Content starts
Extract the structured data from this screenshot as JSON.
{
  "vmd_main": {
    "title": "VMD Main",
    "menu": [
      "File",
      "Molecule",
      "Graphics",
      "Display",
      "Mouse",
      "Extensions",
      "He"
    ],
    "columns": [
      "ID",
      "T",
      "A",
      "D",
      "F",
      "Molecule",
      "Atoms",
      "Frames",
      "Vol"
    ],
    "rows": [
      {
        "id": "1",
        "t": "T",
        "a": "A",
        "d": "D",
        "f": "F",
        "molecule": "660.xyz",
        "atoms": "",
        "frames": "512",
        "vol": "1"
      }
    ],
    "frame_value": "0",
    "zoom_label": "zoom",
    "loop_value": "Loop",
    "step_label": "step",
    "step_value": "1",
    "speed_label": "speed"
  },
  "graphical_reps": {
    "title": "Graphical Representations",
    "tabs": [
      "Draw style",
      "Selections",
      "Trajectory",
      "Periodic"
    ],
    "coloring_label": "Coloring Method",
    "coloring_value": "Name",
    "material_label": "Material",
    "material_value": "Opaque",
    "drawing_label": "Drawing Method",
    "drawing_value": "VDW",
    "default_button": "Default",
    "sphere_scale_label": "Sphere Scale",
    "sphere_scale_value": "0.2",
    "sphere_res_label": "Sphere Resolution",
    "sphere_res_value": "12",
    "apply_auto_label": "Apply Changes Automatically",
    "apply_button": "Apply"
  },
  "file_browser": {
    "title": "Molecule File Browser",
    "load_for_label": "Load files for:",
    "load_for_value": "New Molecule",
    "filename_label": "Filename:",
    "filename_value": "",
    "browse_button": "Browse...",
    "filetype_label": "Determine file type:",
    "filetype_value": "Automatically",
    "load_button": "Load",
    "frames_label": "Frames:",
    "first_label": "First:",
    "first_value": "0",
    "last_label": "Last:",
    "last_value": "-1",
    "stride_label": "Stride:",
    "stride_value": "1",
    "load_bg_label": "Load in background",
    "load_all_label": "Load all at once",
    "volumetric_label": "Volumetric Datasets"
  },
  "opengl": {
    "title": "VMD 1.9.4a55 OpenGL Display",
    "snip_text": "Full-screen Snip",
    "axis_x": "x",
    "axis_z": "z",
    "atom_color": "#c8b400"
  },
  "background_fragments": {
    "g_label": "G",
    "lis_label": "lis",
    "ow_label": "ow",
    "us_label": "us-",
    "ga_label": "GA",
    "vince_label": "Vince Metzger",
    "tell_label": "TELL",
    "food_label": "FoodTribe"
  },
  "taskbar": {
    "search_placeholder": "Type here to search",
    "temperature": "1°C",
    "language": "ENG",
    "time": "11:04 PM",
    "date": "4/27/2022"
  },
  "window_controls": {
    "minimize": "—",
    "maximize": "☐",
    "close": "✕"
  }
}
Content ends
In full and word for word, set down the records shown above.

Task answer:
Extract the structured data from this screenshot as JSON.
{
  "vmd_main": {
    "title": "VMD Main",
    "menu": [
      "File",
      "Molecule",
      "Graphics",
      "Display",
      "Mouse",
      "Extensions",
      "He"
    ],
    "columns": [
      "ID",
      "T",
      "A",
      "D",
      "F",
      "Molecule",
      "Atoms",
      "Frames",
      "Vol"
    ],
    "rows": [
      {
        "id": "1",
        "t": "T",
        "a": "A",
        "d": "D",
        "f": "F",
        "molecule": "660.xyz",
        "atoms": "",
        "frames": "512",
        "vol": "1"
      }
    ],
    "frame_value": "0",
    "zoom_label": "zoom",
    "loop_value": "Loop",
    "step_label": "step",
    "step_value": "1",
    "speed_label": "speed"
  },
  "graphical_reps": {
    "title": "Graphical Representations",
    "tabs": [
      "Draw style",
      "Selections",
      "Trajectory",
      "Periodic"
    ],
    "coloring_label": "Coloring Method",
    "coloring_value": "Name",
    "material_label": "Material",
    "material_value": "Opaque",
    "drawing_label": "Drawing Method",
    "drawing_value": "VDW",
    "default_button": "Default",
    "sphere_scale_label": "Sphere Scale",
    "sphere_scale_value": "0.2",
    "sphere_res_label": "Sphere Resolution",
    "sphere_res_value": "12",
    "apply_auto_label": "Apply Changes Automatically",
    "apply_button": "Apply"
  },
  "file_browser": {
    "title": "Molecule File Browser",
    "load_for_label": "Load files for:",
    "load_for_value": "New Molecule",
    "filename_label": "Filename:",
    "filename_value": "",
    "browse_button": "Browse...",
    "filetype_label": "Determine file type:",
    "filetype_value": "Automatically",
    "load_button": "Load",
    "frames_label": "Frames:",
    "first_label": "First:",
    "first_value": "0",
    "last_label": "Last:",
    "last_value": "-1",
    "stride_label": "Stride:",
    "stride_value": "1",
    "load_bg_label": "Load in background",
    "load_all_label": "Load all at once",
    "volumetric_label": "Volumetric Datasets"
  },
  "opengl": {
    "title": "VMD 1.9.4a55 OpenGL Display",
    "snip_text": "Full-screen Snip",
    "axis_x": "x",
    "axis_z": "z",
    "atom_color": "#c8b400"
  },
  "background_fragments": {
    "g_label": "G",
    "lis_label": "lis",
    "ow_label": "ow",
    "us_label": "us-",
    "ga_label": "GA",
    "vince_label": "Vince Metzger",
    "tell_label": "TELL",
    "food_label": "FoodTribe"
  },
  "taskbar": {
    "search_placeholder": "Type here to search",
    "temperature": "1°C",
    "language": "ENG",
    "time": "11:04 PM",
    "date": "4/27/2022"
  },
  "window_controls": {
    "minimize": "—",
    "maximize": "☐",
    "close": "✕"
  }
}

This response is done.